Metal Is Good For Kids
My music is good for kids…
Remember the days of tapes? I had a tape of Alanis Morissette’s best seller, Jagged Little Pill, and managed to erase the part of the song that goes, “Are you thinking of me when you f**k her?” I erased forever that part of the song because I used to turn it down, just for a moment, whenever my mother was around to hear it, and so it began to do it all on its own. I was, as you can gather, a very good little girl. But what my mother never knew was how powerful that line was, how much the word “f**k” projected more than mere obscenities, but imagery and feeling; anger and regret and revenge, and I loved it. In fact, I would have turned it up every time if I wasn’t such a ninny.
Alanis Morissette was no heavy metal lady, but she was my 12-year-old’s metal equivalent – full of emotion and weighty subjects. Her lyrics were something which allowed me to feel, and release that feeling in the word, “f**k”, time and again. She was a lighthouse for me, when my body was plagued by hormones and my poor little heart by early teen angst. She guided me through my angst, as much as Nirvana and Pearl Jam did later, until I reached the stage where extremities of emotion, both good and bad, required my musical lighthouse to evolve into something more hardcore. It began with In Flames.
I don’t expect my mother to recognise or accept the music I love today. She would understand the softer side, my love of a good singer-songwriter, or folk musician, but she would never, ever, get the Chimaira’s of my world. But if it were my son or daughter, having been there myself, I would not only understand their desire and need for metal in their lives, but actively encourage listenership. Because as much as the music might sound angry and hateful (which it can be), it has a grounding action. It expresses angst and confusion in a way which you don’t want your own kids to do in their everyday actions. It can be their substitute and it’s really not a bad one at the end of the day. As all metal lovers will tell you, metal, and all of its off-shoots and contemporaries, is actually pretty sophisticated music.
I remember being completely hooked on Deftone’s White Pony, an album which was perfect for 3am mornings on my way home from a night out. This album was my substitute for cocaine, because the high I could reach, rolling down my window while cruising the darkened streets, allowed me to overcome the crushing depression and loneliness which was a feature of my early 20s. Ultimately, I clung to music in my deepest moments. It was a constant in my life, something I depended on when nothing seemed certain or predictable. Even today, when I really don’t want to do something, I put on a good hard-kicking, air-punching album, very loudly, and allow it to invigorate me or cradle me, or be whatever it is I need it to be.

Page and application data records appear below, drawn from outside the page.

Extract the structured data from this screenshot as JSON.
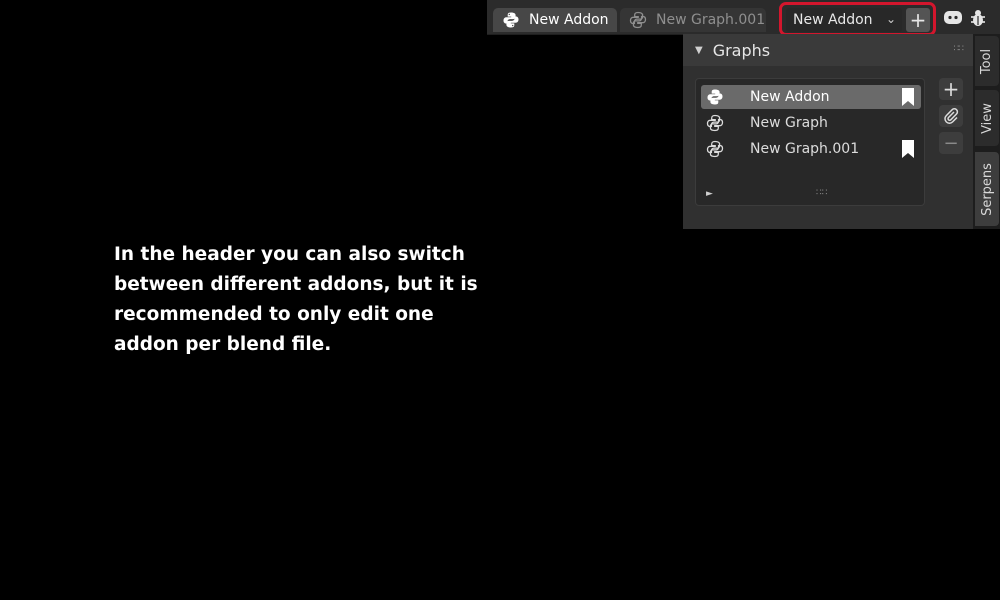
{
  "header": {
    "tabs": [
      {
        "label": "New Addon",
        "icon": "python-icon",
        "active": true
      },
      {
        "label": "New Graph.001",
        "icon": "python-icon",
        "active": false
      }
    ],
    "addon_selector": {
      "value": "New Addon",
      "chevron": "chevron-down-icon"
    },
    "add_addon_symbol": "+",
    "icons": [
      "discord-icon",
      "bug-icon"
    ],
    "highlight_color": "#d3162d"
  },
  "panel": {
    "title": "Graphs",
    "items": [
      {
        "label": "New Addon",
        "icon": "python-icon",
        "selected": true,
        "bookmarked": true
      },
      {
        "label": "New Graph",
        "icon": "python-icon",
        "selected": false,
        "bookmarked": false
      },
      {
        "label": "New Graph.001",
        "icon": "python-icon",
        "selected": false,
        "bookmarked": true
      }
    ],
    "side_buttons": {
      "add": "+",
      "remove": "−",
      "attach_icon": "paperclip-icon"
    }
  },
  "vertical_tabs": [
    "Tool",
    "View",
    "Serpens"
  ],
  "caption": "In the header you can also switch between different addons, but it is recommended to only edit one addon per blend file."
}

The idea of finding comfort or exoneration in this kind of music is completely discredited by the paranoia and falsehoods attached to metal-heads by the ignorant public. Unfortunately, much of it is true, except the part about Satanism, suicide, murder, depression, drunkenness, drugs, devil-worshiping and ritual slaughter, uncleanliness, disease, slothfulness and every other bad description aimed in our direction. Some wish that they could be all that, but mostly, we are just smelly kids playing it hardcore. The kids who succumb to any of that are probably lost to the world already. As it is so eloquently put on the blog Backward Messages, “Exactly how many kids has heavy metal sent to hell?”

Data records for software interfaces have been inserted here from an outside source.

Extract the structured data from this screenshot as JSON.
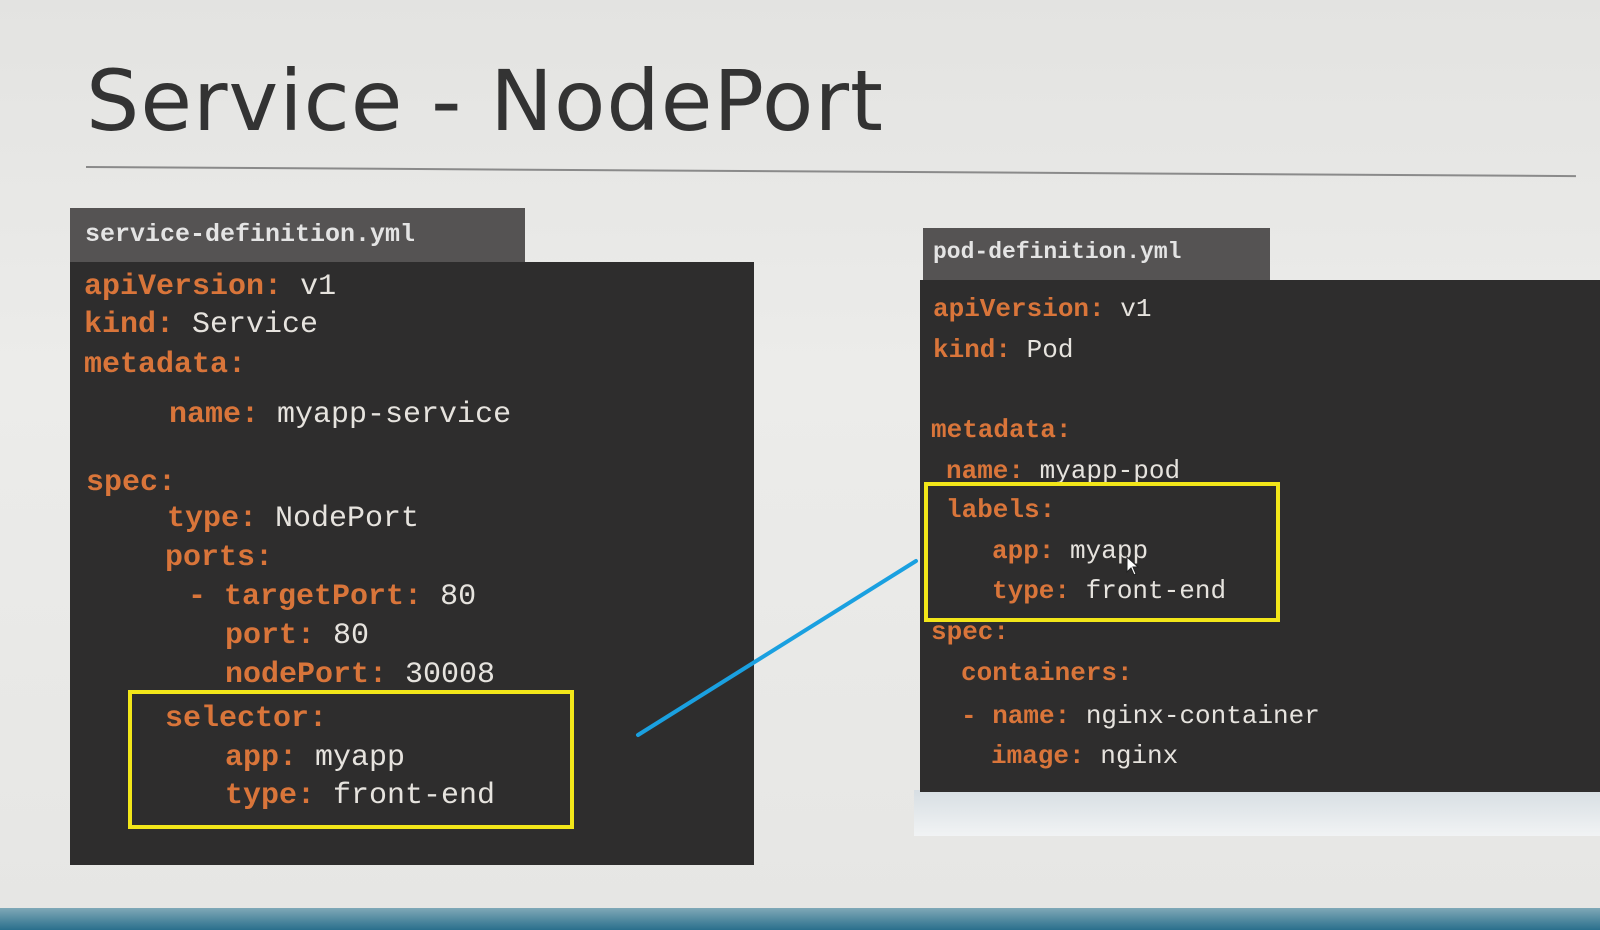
{
  "slide": {
    "title": "Service - NodePort"
  },
  "colors": {
    "key": "#d9753a",
    "value": "#e6e3de",
    "panel": "#2e2d2d",
    "tab": "#555353",
    "highlight": "#f2e619",
    "connector": "#1aa0e0"
  },
  "service_file": {
    "tab_label": "service-definition.yml",
    "lines": [
      {
        "key": "apiVersion:",
        "value": "v1"
      },
      {
        "key": "kind:",
        "value": "Service"
      },
      {
        "key": "metadata:",
        "value": ""
      },
      {
        "key": "name:",
        "value": "myapp-service"
      },
      {
        "key": "spec:",
        "value": ""
      },
      {
        "key": "type:",
        "value": "NodePort"
      },
      {
        "key": "ports:",
        "value": ""
      },
      {
        "key": "- targetPort:",
        "value": "80"
      },
      {
        "key": "port:",
        "value": "80"
      },
      {
        "key": "nodePort:",
        "value": "30008"
      },
      {
        "key": "selector:",
        "value": ""
      },
      {
        "key": "app:",
        "value": "myapp"
      },
      {
        "key": "type:",
        "value": "front-end"
      }
    ]
  },
  "pod_file": {
    "tab_label": "pod-definition.yml",
    "lines": [
      {
        "key": "apiVersion:",
        "value": "v1"
      },
      {
        "key": "kind:",
        "value": "Pod"
      },
      {
        "key": "metadata:",
        "value": ""
      },
      {
        "key": "name:",
        "value": "myapp-pod"
      },
      {
        "key": "labels:",
        "value": ""
      },
      {
        "key": "app:",
        "value": "myapp"
      },
      {
        "key": "type:",
        "value": "front-end"
      },
      {
        "key": "spec:",
        "value": ""
      },
      {
        "key": "containers:",
        "value": ""
      },
      {
        "key": "- name:",
        "value": "nginx-container"
      },
      {
        "key": "image:",
        "value": "nginx"
      }
    ]
  }
}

What infuriates me most, however, is that having an appreciation for the music doesn’t make you a metal-head and nothing else. I wanted to slap this woman I once met who gave me the up-and-down and then acted all surprised because she was told I was a metal-head. I was wearing a dress (and it wasn’t black). Even when aural appreciation turns into a lifestyle choice, since when is metal the only blameworthy music for the f**k-ups of this world? Is a drunk metal-head breaking his guitar against the amplifiers any worse than a drugged-up trance bunny, or the screaming Beatle-maniac, or the Drakensburg Boys Choir chorister? Anyway, black has always been a fashionable colour. Those who do not have an inkling of understanding or love for heavy metal are completely mystified when I tell them that Mastodon has an environmental spin and that Demon Hunter are god-fearing Christians. Not all metal results in your kids attending church burnings and KKK meetings. Like I said, this music is sophisticated, as are the fans.

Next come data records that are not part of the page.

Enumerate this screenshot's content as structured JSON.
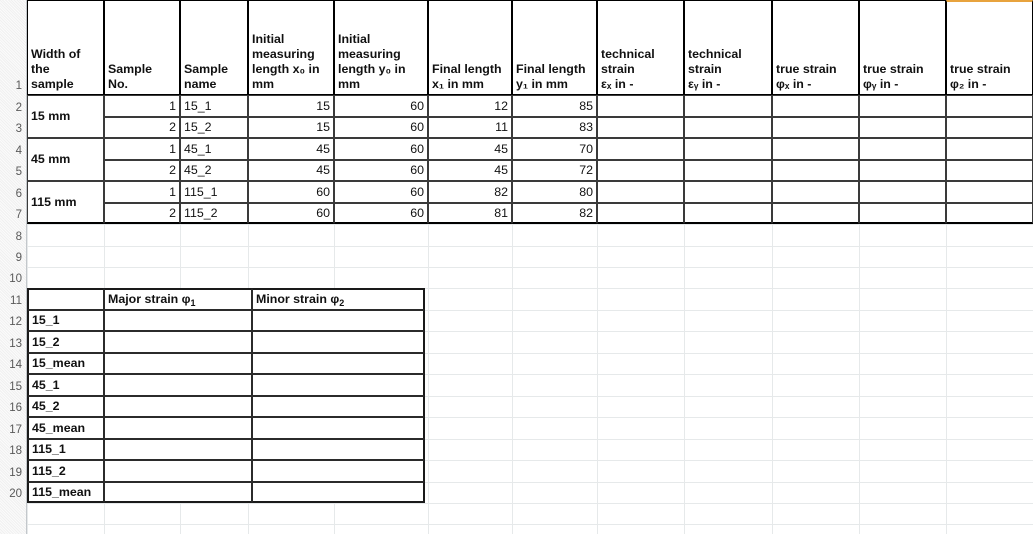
{
  "grid": {
    "row_numbers": [
      "1",
      "2",
      "3",
      "4",
      "5",
      "6",
      "7",
      "8",
      "9",
      "10",
      "11",
      "12",
      "13",
      "14",
      "15",
      "16",
      "17",
      "18",
      "19",
      "20"
    ],
    "accent_color": "#e8a33d"
  },
  "main_table": {
    "headers": [
      {
        "id": "width-of-the-sample",
        "lines": [
          "Width of",
          "the",
          "sample"
        ]
      },
      {
        "id": "sample-no",
        "lines": [
          "Sample",
          "No."
        ]
      },
      {
        "id": "sample-name",
        "lines": [
          "Sample",
          "name"
        ]
      },
      {
        "id": "initial-measuring-length-x0",
        "lines": [
          "Initial",
          "measuring",
          "length x₀ in",
          "mm"
        ]
      },
      {
        "id": "initial-measuring-length-y0",
        "lines": [
          "Initial",
          "measuring",
          "length y₀ in",
          "mm"
        ]
      },
      {
        "id": "final-length-x1",
        "lines": [
          "Final length",
          "x₁ in mm"
        ]
      },
      {
        "id": "final-length-y1",
        "lines": [
          "Final length",
          "y₁ in mm"
        ]
      },
      {
        "id": "technical-strain-ex",
        "lines": [
          "technical",
          "strain",
          "εₓ in -"
        ]
      },
      {
        "id": "technical-strain-ey",
        "lines": [
          "technical",
          "strain",
          "εᵧ in -"
        ]
      },
      {
        "id": "true-strain-phix",
        "lines": [
          "true strain",
          "φₓ in -"
        ]
      },
      {
        "id": "true-strain-phiy",
        "lines": [
          "true strain",
          "φᵧ in -"
        ]
      },
      {
        "id": "true-strain-phiz",
        "lines": [
          "true strain",
          "φ₂ in -"
        ]
      }
    ],
    "width_groups": [
      {
        "label": "15 mm",
        "rows": [
          "2",
          "3"
        ]
      },
      {
        "label": "45 mm",
        "rows": [
          "4",
          "5"
        ]
      },
      {
        "label": "115 mm",
        "rows": [
          "6",
          "7"
        ]
      }
    ],
    "rows": [
      {
        "row": "2",
        "sample_no": "1",
        "sample_name": "15_1",
        "x0": "15",
        "y0": "60",
        "x1": "12",
        "y1": "85",
        "eps_x": "",
        "eps_y": "",
        "phi_x": "",
        "phi_y": "",
        "phi_z": ""
      },
      {
        "row": "3",
        "sample_no": "2",
        "sample_name": "15_2",
        "x0": "15",
        "y0": "60",
        "x1": "11",
        "y1": "83",
        "eps_x": "",
        "eps_y": "",
        "phi_x": "",
        "phi_y": "",
        "phi_z": ""
      },
      {
        "row": "4",
        "sample_no": "1",
        "sample_name": "45_1",
        "x0": "45",
        "y0": "60",
        "x1": "45",
        "y1": "70",
        "eps_x": "",
        "eps_y": "",
        "phi_x": "",
        "phi_y": "",
        "phi_z": ""
      },
      {
        "row": "5",
        "sample_no": "2",
        "sample_name": "45_2",
        "x0": "45",
        "y0": "60",
        "x1": "45",
        "y1": "72",
        "eps_x": "",
        "eps_y": "",
        "phi_x": "",
        "phi_y": "",
        "phi_z": ""
      },
      {
        "row": "6",
        "sample_no": "1",
        "sample_name": "115_1",
        "x0": "60",
        "y0": "60",
        "x1": "82",
        "y1": "80",
        "eps_x": "",
        "eps_y": "",
        "phi_x": "",
        "phi_y": "",
        "phi_z": ""
      },
      {
        "row": "7",
        "sample_no": "2",
        "sample_name": "115_2",
        "x0": "60",
        "y0": "60",
        "x1": "81",
        "y1": "82",
        "eps_x": "",
        "eps_y": "",
        "phi_x": "",
        "phi_y": "",
        "phi_z": ""
      }
    ]
  },
  "strain_table": {
    "headers": {
      "corner": "",
      "major": {
        "text": "Major strain φ",
        "sub": "1"
      },
      "minor": {
        "text": "Minor strain φ",
        "sub": "2"
      }
    },
    "rows": [
      {
        "row": "12",
        "label": "15_1",
        "major": "",
        "minor": ""
      },
      {
        "row": "13",
        "label": "15_2",
        "major": "",
        "minor": ""
      },
      {
        "row": "14",
        "label": "15_mean",
        "major": "",
        "minor": ""
      },
      {
        "row": "15",
        "label": "45_1",
        "major": "",
        "minor": ""
      },
      {
        "row": "16",
        "label": "45_2",
        "major": "",
        "minor": ""
      },
      {
        "row": "17",
        "label": "45_mean",
        "major": "",
        "minor": ""
      },
      {
        "row": "18",
        "label": "115_1",
        "major": "",
        "minor": ""
      },
      {
        "row": "19",
        "label": "115_2",
        "major": "",
        "minor": ""
      },
      {
        "row": "20",
        "label": "115_mean",
        "major": "",
        "minor": ""
      }
    ]
  }
}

So my message is this: “Parents, make your kids listen to metal”. Start at the age of five with Metallica’s “Enter Sandman”, or “Pet” by A Perfect Circle, just to creep them out, and then slowly introduce the other good stuff. You will thank me. Not only will your kids develop discerning musical tastes and an ear to make any music producer proud, but will live to be well-adjusted creatures, perhaps with a propensity towards an over-use of the word “f**k”, but this is actually more than okay. Just know that word helped me through many of my issues, as it may help them too one day.
- Claire Martens